[Records from a collection]
********
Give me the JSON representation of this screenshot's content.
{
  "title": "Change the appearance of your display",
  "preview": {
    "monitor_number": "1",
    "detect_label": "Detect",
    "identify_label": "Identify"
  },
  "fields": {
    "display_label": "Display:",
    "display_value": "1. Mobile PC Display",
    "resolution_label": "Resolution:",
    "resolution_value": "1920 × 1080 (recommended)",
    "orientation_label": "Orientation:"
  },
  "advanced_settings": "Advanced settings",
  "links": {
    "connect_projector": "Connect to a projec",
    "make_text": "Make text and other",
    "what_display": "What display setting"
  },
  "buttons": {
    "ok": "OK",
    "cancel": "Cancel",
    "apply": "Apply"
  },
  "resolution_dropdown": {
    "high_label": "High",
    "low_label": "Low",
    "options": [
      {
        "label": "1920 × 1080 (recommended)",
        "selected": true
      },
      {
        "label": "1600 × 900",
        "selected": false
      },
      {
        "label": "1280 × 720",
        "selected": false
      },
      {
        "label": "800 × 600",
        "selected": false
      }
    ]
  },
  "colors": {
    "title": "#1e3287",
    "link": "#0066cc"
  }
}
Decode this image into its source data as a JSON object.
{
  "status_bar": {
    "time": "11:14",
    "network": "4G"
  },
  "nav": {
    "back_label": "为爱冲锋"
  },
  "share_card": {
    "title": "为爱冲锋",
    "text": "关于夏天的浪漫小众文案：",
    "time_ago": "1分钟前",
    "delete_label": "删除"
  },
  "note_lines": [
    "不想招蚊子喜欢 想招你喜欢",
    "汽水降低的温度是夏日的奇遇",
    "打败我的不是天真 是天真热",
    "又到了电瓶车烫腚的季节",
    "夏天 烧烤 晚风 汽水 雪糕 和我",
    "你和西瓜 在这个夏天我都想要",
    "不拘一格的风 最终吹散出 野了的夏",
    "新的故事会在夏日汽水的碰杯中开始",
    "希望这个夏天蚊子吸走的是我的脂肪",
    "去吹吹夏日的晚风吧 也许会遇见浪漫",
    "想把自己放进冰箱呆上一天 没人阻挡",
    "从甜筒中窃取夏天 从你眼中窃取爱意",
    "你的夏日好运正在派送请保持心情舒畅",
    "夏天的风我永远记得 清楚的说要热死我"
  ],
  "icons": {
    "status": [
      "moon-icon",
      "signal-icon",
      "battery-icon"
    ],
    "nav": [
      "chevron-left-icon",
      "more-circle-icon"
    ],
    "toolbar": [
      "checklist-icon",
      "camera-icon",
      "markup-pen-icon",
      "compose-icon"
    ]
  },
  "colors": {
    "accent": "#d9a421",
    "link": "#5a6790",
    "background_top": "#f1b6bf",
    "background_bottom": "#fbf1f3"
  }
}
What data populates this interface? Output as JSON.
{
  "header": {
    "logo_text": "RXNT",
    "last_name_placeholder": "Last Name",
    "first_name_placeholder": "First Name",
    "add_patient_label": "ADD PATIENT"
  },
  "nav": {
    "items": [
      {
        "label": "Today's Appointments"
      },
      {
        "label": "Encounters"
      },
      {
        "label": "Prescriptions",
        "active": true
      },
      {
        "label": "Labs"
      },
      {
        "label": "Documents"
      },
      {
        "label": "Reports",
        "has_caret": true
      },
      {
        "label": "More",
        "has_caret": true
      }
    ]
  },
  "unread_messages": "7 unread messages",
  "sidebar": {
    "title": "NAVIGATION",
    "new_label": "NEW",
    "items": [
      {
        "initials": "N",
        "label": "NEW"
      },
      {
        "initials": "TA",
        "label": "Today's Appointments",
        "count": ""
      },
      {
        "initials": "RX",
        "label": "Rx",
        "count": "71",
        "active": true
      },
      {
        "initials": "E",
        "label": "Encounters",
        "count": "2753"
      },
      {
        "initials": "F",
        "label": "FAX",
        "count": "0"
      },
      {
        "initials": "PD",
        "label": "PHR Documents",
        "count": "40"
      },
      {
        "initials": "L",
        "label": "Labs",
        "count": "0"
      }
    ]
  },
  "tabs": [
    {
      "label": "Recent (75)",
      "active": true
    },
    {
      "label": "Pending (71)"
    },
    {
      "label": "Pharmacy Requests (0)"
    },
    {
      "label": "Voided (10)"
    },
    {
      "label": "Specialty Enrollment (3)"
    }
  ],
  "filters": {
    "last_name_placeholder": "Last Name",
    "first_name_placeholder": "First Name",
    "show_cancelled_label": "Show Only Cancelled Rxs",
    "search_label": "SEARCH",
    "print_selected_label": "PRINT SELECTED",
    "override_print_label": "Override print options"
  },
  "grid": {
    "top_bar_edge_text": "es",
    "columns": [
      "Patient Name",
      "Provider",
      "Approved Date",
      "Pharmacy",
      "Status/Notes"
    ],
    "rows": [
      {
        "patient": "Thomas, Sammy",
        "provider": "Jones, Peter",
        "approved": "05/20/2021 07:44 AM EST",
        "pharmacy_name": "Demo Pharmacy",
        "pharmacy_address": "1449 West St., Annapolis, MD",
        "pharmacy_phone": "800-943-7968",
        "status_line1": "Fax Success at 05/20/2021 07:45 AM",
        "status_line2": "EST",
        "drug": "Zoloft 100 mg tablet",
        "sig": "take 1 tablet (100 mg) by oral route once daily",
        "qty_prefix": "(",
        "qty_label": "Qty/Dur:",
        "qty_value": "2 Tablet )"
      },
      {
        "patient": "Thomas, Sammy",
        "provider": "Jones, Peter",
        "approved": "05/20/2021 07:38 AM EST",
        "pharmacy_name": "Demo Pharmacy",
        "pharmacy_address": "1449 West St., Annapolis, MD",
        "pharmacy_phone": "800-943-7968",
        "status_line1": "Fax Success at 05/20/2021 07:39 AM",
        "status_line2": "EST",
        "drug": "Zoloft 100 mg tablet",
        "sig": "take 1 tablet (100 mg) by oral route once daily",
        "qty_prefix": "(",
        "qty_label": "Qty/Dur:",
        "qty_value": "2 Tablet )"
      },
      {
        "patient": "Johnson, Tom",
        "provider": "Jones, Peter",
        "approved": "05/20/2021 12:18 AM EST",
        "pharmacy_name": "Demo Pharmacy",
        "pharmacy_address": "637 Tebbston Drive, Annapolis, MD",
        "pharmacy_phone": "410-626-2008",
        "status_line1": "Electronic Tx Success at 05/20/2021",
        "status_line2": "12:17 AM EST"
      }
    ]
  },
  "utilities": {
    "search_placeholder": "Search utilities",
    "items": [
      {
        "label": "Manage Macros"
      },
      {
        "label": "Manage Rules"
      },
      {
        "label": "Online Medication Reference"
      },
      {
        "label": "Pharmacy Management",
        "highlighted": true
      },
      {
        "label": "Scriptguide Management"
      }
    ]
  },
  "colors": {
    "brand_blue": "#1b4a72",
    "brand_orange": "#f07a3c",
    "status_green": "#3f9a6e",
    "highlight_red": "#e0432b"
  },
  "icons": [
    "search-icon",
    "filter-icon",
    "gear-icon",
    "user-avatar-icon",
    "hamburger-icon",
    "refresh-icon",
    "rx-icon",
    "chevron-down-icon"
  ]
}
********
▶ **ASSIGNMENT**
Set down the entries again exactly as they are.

▶ **TASK SOLUTION**
Give me the JSON representation of this screenshot's content.
{
  "title": "Change the appearance of your display",
  "preview": {
    "monitor_number": "1",
    "detect_label": "Detect",
    "identify_label": "Identify"
  },
  "fields": {
    "display_label": "Display:",
    "display_value": "1. Mobile PC Display",
    "resolution_label": "Resolution:",
    "resolution_value": "1920 × 1080 (recommended)",
    "orientation_label": "Orientation:"
  },
  "advanced_settings": "Advanced settings",
  "links": {
    "connect_projector": "Connect to a projec",
    "make_text": "Make text and other",
    "what_display": "What display setting"
  },
  "buttons": {
    "ok": "OK",
    "cancel": "Cancel",
    "apply": "Apply"
  },
  "resolution_dropdown": {
    "high_label": "High",
    "low_label": "Low",
    "options": [
      {
        "label": "1920 × 1080 (recommended)",
        "selected": true
      },
      {
        "label": "1600 × 900",
        "selected": false
      },
      {
        "label": "1280 × 720",
        "selected": false
      },
      {
        "label": "800 × 600",
        "selected": false
      }
    ]
  },
  "colors": {
    "title": "#1e3287",
    "link": "#0066cc"
  }
}
Decode this image into its source data as a JSON object.
{
  "status_bar": {
    "time": "11:14",
    "network": "4G"
  },
  "nav": {
    "back_label": "为爱冲锋"
  },
  "share_card": {
    "title": "为爱冲锋",
    "text": "关于夏天的浪漫小众文案：",
    "time_ago": "1分钟前",
    "delete_label": "删除"
  },
  "note_lines": [
    "不想招蚊子喜欢 想招你喜欢",
    "汽水降低的温度是夏日的奇遇",
    "打败我的不是天真 是天真热",
    "又到了电瓶车烫腚的季节",
    "夏天 烧烤 晚风 汽水 雪糕 和我",
    "你和西瓜 在这个夏天我都想要",
    "不拘一格的风 最终吹散出 野了的夏",
    "新的故事会在夏日汽水的碰杯中开始",
    "希望这个夏天蚊子吸走的是我的脂肪",
    "去吹吹夏日的晚风吧 也许会遇见浪漫",
    "想把自己放进冰箱呆上一天 没人阻挡",
    "从甜筒中窃取夏天 从你眼中窃取爱意",
    "你的夏日好运正在派送请保持心情舒畅",
    "夏天的风我永远记得 清楚的说要热死我"
  ],
  "icons": {
    "status": [
      "moon-icon",
      "signal-icon",
      "battery-icon"
    ],
    "nav": [
      "chevron-left-icon",
      "more-circle-icon"
    ],
    "toolbar": [
      "checklist-icon",
      "camera-icon",
      "markup-pen-icon",
      "compose-icon"
    ]
  },
  "colors": {
    "accent": "#d9a421",
    "link": "#5a6790",
    "background_top": "#f1b6bf",
    "background_bottom": "#fbf1f3"
  }
}
What data populates this interface? Output as JSON.
{
  "header": {
    "logo_text": "RXNT",
    "last_name_placeholder": "Last Name",
    "first_name_placeholder": "First Name",
    "add_patient_label": "ADD PATIENT"
  },
  "nav": {
    "items": [
      {
        "label": "Today's Appointments"
      },
      {
        "label": "Encounters"
      },
      {
        "label": "Prescriptions",
        "active": true
      },
      {
        "label": "Labs"
      },
      {
        "label": "Documents"
      },
      {
        "label": "Reports",
        "has_caret": true
      },
      {
        "label": "More",
        "has_caret": true
      }
    ]
  },
  "unread_messages": "7 unread messages",
  "sidebar": {
    "title": "NAVIGATION",
    "new_label": "NEW",
    "items": [
      {
        "initials": "N",
        "label": "NEW"
      },
      {
        "initials": "TA",
        "label": "Today's Appointments",
        "count": ""
      },
      {
        "initials": "RX",
        "label": "Rx",
        "count": "71",
        "active": true
      },
      {
        "initials": "E",
        "label": "Encounters",
        "count": "2753"
      },
      {
        "initials": "F",
        "label": "FAX",
        "count": "0"
      },
      {
        "initials": "PD",
        "label": "PHR Documents",
        "count": "40"
      },
      {
        "initials": "L",
        "label": "Labs",
        "count": "0"
      }
    ]
  },
  "tabs": [
    {
      "label": "Recent (75)",
      "active": true
    },
    {
      "label": "Pending (71)"
    },
    {
      "label": "Pharmacy Requests (0)"
    },
    {
      "label": "Voided (10)"
    },
    {
      "label": "Specialty Enrollment (3)"
    }
  ],
  "filters": {
    "last_name_placeholder": "Last Name",
    "first_name_placeholder": "First Name",
    "show_cancelled_label": "Show Only Cancelled Rxs",
    "search_label": "SEARCH",
    "print_selected_label": "PRINT SELECTED",
    "override_print_label": "Override print options"
  },
  "grid": {
    "top_bar_edge_text": "es",
    "columns": [
      "Patient Name",
      "Provider",
      "Approved Date",
      "Pharmacy",
      "Status/Notes"
    ],
    "rows": [
      {
        "patient": "Thomas, Sammy",
        "provider": "Jones, Peter",
        "approved": "05/20/2021 07:44 AM EST",
        "pharmacy_name": "Demo Pharmacy",
        "pharmacy_address": "1449 West St., Annapolis, MD",
        "pharmacy_phone": "800-943-7968",
        "status_line1": "Fax Success at 05/20/2021 07:45 AM",
        "status_line2": "EST",
        "drug": "Zoloft 100 mg tablet",
        "sig": "take 1 tablet (100 mg) by oral route once daily",
        "qty_prefix": "(",
        "qty_label": "Qty/Dur:",
        "qty_value": "2 Tablet )"
      },
      {
        "patient": "Thomas, Sammy",
        "provider": "Jones, Peter",
        "approved": "05/20/2021 07:38 AM EST",
        "pharmacy_name": "Demo Pharmacy",
        "pharmacy_address": "1449 West St., Annapolis, MD",
        "pharmacy_phone": "800-943-7968",
        "status_line1": "Fax Success at 05/20/2021 07:39 AM",
        "status_line2": "EST",
        "drug": "Zoloft 100 mg tablet",
        "sig": "take 1 tablet (100 mg) by oral route once daily",
        "qty_prefix": "(",
        "qty_label": "Qty/Dur:",
        "qty_value": "2 Tablet )"
      },
      {
        "patient": "Johnson, Tom",
        "provider": "Jones, Peter",
        "approved": "05/20/2021 12:18 AM EST",
        "pharmacy_name": "Demo Pharmacy",
        "pharmacy_address": "637 Tebbston Drive, Annapolis, MD",
        "pharmacy_phone": "410-626-2008",
        "status_line1": "Electronic Tx Success at 05/20/2021",
        "status_line2": "12:17 AM EST"
      }
    ]
  },
  "utilities": {
    "search_placeholder": "Search utilities",
    "items": [
      {
        "label": "Manage Macros"
      },
      {
        "label": "Manage Rules"
      },
      {
        "label": "Online Medication Reference"
      },
      {
        "label": "Pharmacy Management",
        "highlighted": true
      },
      {
        "label": "Scriptguide Management"
      }
    ]
  },
  "colors": {
    "brand_blue": "#1b4a72",
    "brand_orange": "#f07a3c",
    "status_green": "#3f9a6e",
    "highlight_red": "#e0432b"
  },
  "icons": [
    "search-icon",
    "filter-icon",
    "gear-icon",
    "user-avatar-icon",
    "hamburger-icon",
    "refresh-icon",
    "rx-icon",
    "chevron-down-icon"
  ]
}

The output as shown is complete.